What industry watchers know is that after the Canadian government legalized nicotine in the flavour pods that fuel vape pens, vape stores have had a hard time keeping Juul and its competitors on the shelves.
“It’s mostly peer pressure,” explains 16-year old Cameron Prosic of Hamilton, Ont. “It’s a more of a social thing.”
Prosic is working to educate his fellow teens about the dangers of vaping. He says it’s become so prevalent in his high school that Juulers boldly vape inside the school. And while selling vape products to minors is illegal, Prosic says getting the product isn’t a problem.
WATCH: Rising health concerns as more teens use e-cigarettes
“It’s super easy,” he says. “Everybody has a friend over 18. Everybody knows a guy who has vapes at home and will sell.”
In a statement to Global News, industry-leading Juul says its product is ”for adult smokers. No minor or non-nicotine user should ever try JUUL.”
Health Canada had a similar response in an email statement: “Vaping products are only appropriate for adult smokers and any use by youth is a concern.”
However, Juuling has become popular in part because the device is the size of a USB stick and the pods come in an assortment of flavours, including grape, peppermint, pinkie and Gypsy tantrum. The companies that manufacture the flavour pods are not allowed to advertise and lure minors with specific flavours, but Health Canada rules still allow them to be sold.
“What are you going to say to a kid? You shouldn’t be attracted to cotton candy, or peanut butter and jam flavour?” asks University of Waterloo tobacco researcher David Hammond. “Or you can just remove those flavours. If we’re serious about reducing use in kids you should just take out the things that appeal to them in the first place rather than just say don’t do it.”
On Thursday, in an effort to appease U.S. authorities who are threatening to put controls on the vape market, JUUL Labs announced it had filed a complaint with the United States International Trade Commission alleging the companies that manufacture the multitude of flavour pods have infringed on its patents. JUUL itself has only six flavours -Virginia tobacco, mint, mango, vanilla, fruit, and cucumber.
Hammond says those flavour pods give vaping a huge advantage over traditional cigarettes. In 2010 flavoured cigarettes were banned, a move made to reduce the number of smokers. And while it worked, he says the flavours vaping offers fills that void in the marketplace.
“The tobacco industry cannot be trusted,” says Rob Cunningham of the Canadian Cancer Society. “They’re putting e-cigs on the market. They have a long history of marketing to kids. They know what works, whether it’s marketing or flavours.”

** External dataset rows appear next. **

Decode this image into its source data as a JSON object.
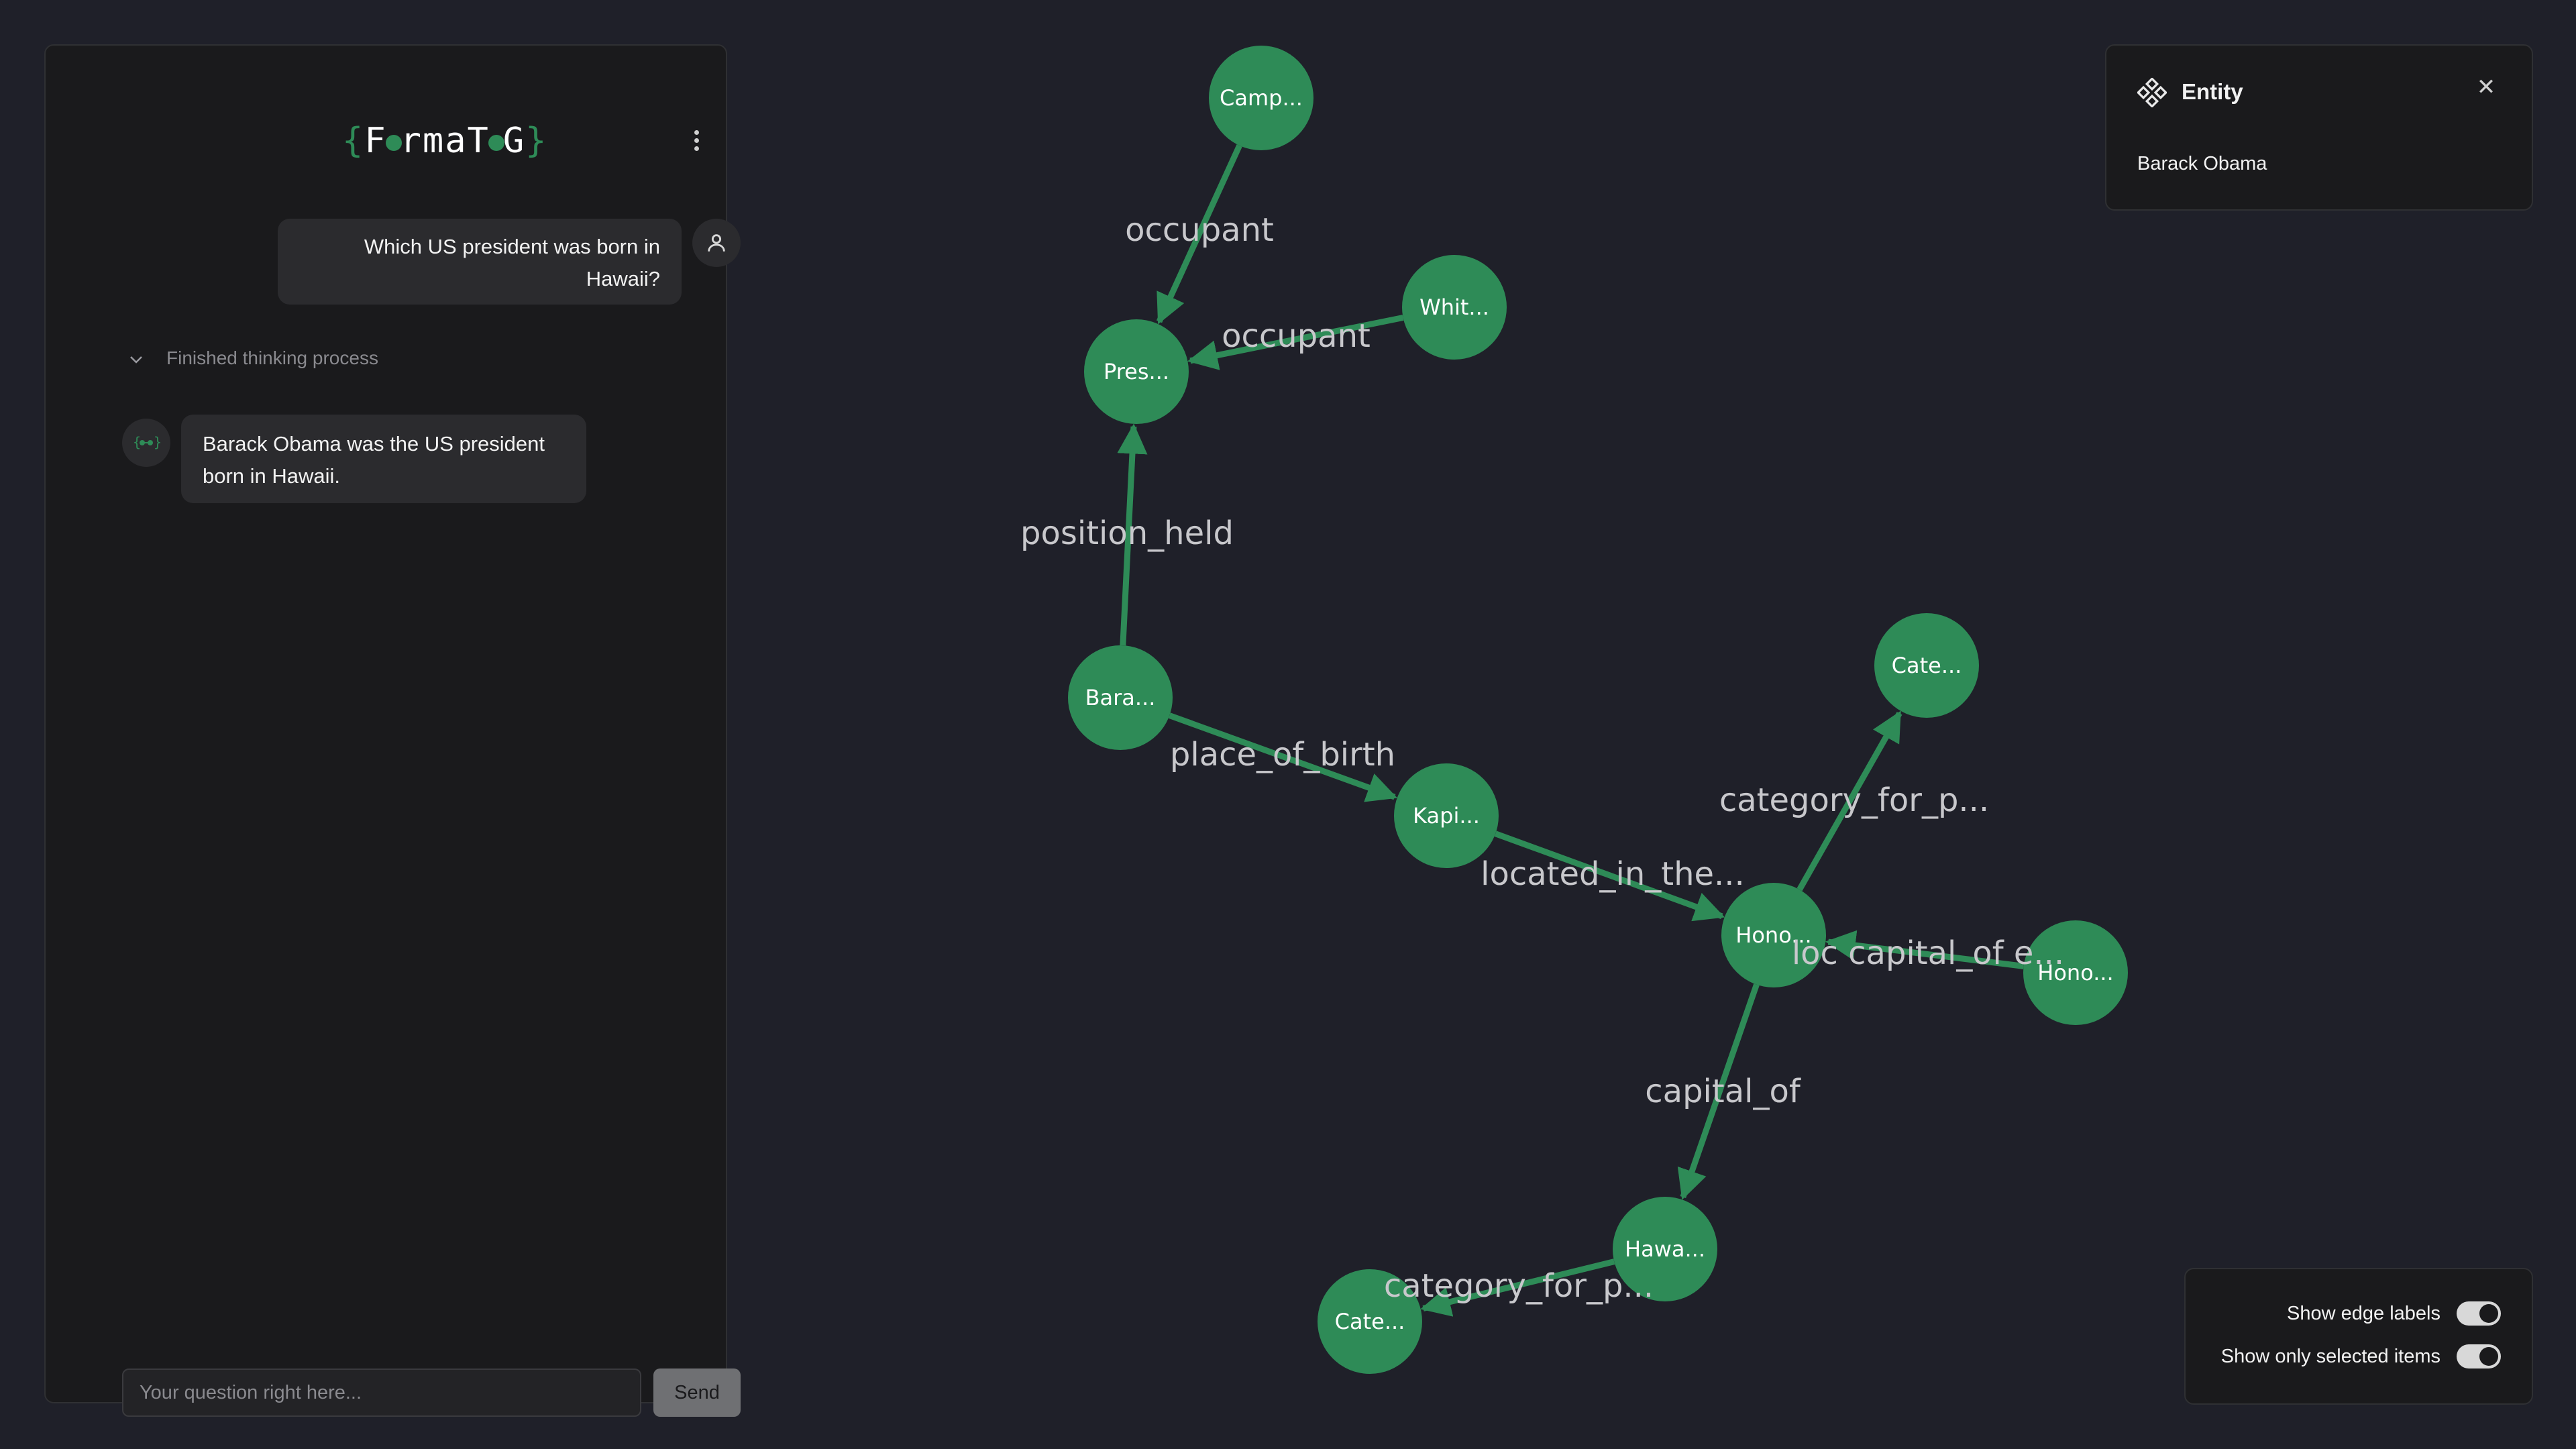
{
  "app": {
    "logo_text": [
      "F",
      "rmaT",
      "G"
    ]
  },
  "chat": {
    "user_message": "Which US president was born in Hawaii?",
    "thinking_label": "Finished thinking process",
    "bot_message": "Barack Obama was the US president born in Hawaii.",
    "input_placeholder": "Your question right here...",
    "send_label": "Send"
  },
  "entity_panel": {
    "title": "Entity",
    "value": "Barack Obama"
  },
  "toggles": {
    "show_edge_labels": {
      "label": "Show edge labels",
      "on": true
    },
    "show_only_selected": {
      "label": "Show only selected items",
      "on": true
    }
  },
  "graph": {
    "node_color": "#2e8b57",
    "nodes": [
      {
        "id": "camp",
        "label": "Camp..."
      },
      {
        "id": "whit",
        "label": "Whit..."
      },
      {
        "id": "pres",
        "label": "Pres..."
      },
      {
        "id": "bara",
        "label": "Bara..."
      },
      {
        "id": "kapi",
        "label": "Kapi..."
      },
      {
        "id": "hono1",
        "label": "Hono..."
      },
      {
        "id": "cate1",
        "label": "Cate..."
      },
      {
        "id": "hono2",
        "label": "Hono..."
      },
      {
        "id": "hawa",
        "label": "Hawa..."
      },
      {
        "id": "cate2",
        "label": "Cate..."
      }
    ],
    "edges": [
      {
        "from": "camp",
        "to": "pres",
        "label": "occupant"
      },
      {
        "from": "whit",
        "to": "pres",
        "label": "occupant"
      },
      {
        "from": "bara",
        "to": "pres",
        "label": "position_held"
      },
      {
        "from": "bara",
        "to": "kapi",
        "label": "place_of_birth"
      },
      {
        "from": "kapi",
        "to": "hono1",
        "label": "located_in_the..."
      },
      {
        "from": "hono1",
        "to": "cate1",
        "label": "category_for_p..."
      },
      {
        "from": "hono2",
        "to": "hono1",
        "label": "loc capital_of e..."
      },
      {
        "from": "hono1",
        "to": "hawa",
        "label": "capital_of"
      },
      {
        "from": "hawa",
        "to": "cate2",
        "label": "category_for_p..."
      }
    ]
  }
}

Another aspect of the new laws for vaping companies surrounds advertising. While cigarettes are no longer visible to consumers and there are no ads to be seen, vape products are now advertised openly including on the panels that hide cigarette packs.
With the industry seemingly under attack, the Canadian Vaping Association is fighting back. The association maintains the rules adopted by the Canadian government are enough, this despite mounting evidence in the U.S. that addiction numbers among minors are rising.
Could Canada be far behind? Vaping association member Boris Giller says it’s not the industry that is luring minors to use its products.
“There are people who are marketing to children,” he says. “And you know who that is? The news – because if a child hears … on the news constantly, that all the other children are using Juul and that it’s forbidden, what do you think is going to happen?”